May 28, 2011
Citizens United: Up Next, Contributions
Th[e] logic [of Citizens United] is inescapable here. If human beings can make direct campaign contributions within FECA’s limits without risking quid pro quo corruption or its appearance, and if, in Citizens United’s interpretation of Bellotti, corporations and human beings are entitled to equal political speech rights, then corporations must also be able to contribute within FECA’s limits.
Only one other court appears to have ruled on this issue since Citizens United. In Minnesota Citizens Concerned for Life, Inc. v. Swanson, the plaintiffs challenged a state-law ban on corporate contributions to candidates and political parties, arguing that the ban was unconstitutional under Citizens United. 741 F. Supp. 2d 1115 (D. Minn. 2010). The court disagreed, finding that Citizens United’s holding was limited to corporate independent expenditures and was not a repudiation of Buckley’s limitations on direct contributions to candidates. Because Citizens United did not overrule Buckley, the court held, a ban on direct corporate contributions remained constitutional. Id. at 1132-34.

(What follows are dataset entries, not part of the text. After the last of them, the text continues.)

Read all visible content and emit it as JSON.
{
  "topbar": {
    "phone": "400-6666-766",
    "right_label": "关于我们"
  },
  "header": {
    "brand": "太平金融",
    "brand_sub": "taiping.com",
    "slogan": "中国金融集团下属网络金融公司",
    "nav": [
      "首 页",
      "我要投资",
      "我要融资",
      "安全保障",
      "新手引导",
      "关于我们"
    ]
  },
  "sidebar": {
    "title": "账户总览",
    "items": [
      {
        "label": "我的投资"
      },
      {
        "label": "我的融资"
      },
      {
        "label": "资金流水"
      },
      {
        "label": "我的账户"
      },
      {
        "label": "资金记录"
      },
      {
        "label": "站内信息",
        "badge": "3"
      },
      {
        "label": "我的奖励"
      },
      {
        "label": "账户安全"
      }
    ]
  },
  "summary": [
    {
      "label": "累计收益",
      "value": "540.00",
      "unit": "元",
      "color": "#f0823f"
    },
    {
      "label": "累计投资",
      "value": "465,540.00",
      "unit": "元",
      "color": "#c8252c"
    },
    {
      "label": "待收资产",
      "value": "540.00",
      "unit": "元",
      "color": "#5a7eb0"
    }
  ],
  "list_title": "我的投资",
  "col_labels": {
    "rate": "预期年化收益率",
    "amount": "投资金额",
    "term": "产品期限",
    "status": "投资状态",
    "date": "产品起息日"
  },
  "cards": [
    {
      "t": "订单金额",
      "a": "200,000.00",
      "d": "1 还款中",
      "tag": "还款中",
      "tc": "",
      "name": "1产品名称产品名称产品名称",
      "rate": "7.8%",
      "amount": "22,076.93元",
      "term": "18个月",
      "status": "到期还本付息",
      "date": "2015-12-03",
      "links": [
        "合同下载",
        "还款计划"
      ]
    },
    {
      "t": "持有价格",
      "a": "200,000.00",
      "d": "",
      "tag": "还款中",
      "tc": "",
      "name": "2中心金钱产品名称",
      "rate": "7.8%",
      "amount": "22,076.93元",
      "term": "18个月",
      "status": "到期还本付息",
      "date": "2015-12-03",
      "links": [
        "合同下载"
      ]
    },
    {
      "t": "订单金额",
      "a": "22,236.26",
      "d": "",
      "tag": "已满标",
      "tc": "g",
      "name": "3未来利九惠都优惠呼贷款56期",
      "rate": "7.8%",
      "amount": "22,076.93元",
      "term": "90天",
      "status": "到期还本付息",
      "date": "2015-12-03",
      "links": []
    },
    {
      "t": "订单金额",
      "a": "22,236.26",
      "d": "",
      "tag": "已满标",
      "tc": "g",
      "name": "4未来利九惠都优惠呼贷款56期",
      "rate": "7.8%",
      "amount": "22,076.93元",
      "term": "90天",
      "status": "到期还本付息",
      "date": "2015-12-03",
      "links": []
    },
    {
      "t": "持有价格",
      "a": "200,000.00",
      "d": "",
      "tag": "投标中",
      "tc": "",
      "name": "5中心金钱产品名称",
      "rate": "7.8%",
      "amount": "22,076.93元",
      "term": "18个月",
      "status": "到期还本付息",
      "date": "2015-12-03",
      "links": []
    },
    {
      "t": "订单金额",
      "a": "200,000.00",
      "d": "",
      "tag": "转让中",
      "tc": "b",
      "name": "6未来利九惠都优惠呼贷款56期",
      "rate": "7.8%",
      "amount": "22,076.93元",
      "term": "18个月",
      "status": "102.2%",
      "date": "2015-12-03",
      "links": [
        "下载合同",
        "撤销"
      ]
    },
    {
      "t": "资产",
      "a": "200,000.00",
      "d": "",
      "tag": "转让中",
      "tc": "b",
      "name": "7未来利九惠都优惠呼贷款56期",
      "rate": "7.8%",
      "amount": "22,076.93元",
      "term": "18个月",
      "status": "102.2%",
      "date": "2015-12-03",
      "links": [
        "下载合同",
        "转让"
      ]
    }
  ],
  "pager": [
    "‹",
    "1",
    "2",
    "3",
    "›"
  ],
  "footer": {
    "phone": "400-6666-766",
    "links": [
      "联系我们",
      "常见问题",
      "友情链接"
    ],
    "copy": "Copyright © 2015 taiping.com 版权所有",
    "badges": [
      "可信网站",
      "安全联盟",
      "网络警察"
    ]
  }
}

This Court agrees that Citizens United did not overrule Buckley. Indeed, Citizens United noted that limits on direct contributions to candidates, “unlike limits on independent expenditures, have been an accepted means to prevent quid pro quo corruption.” Citizens United, 130 S. Ct. 909 (citing McConnell v. FEC, 540 U.S. 93, 136-38 (2003)). But this Court respectfully disagrees with the Swanson court as to the import of these facts. That Citizens United did not overrule Buckley and that it reaffirmed Buckley’s concern with preventing quid pro quo corruption does not justify flatly banning corporations from making direct donations while permitting individuals to make such donations within FECA’s limits. . . .
[F]or better or worse, Citizens United held that there is no distinction between an individual and a corporation with respect to political speech. Thus, if an individual can make direct contributions within FECA’s limits, a corporation cannot be banned from doing the same thing.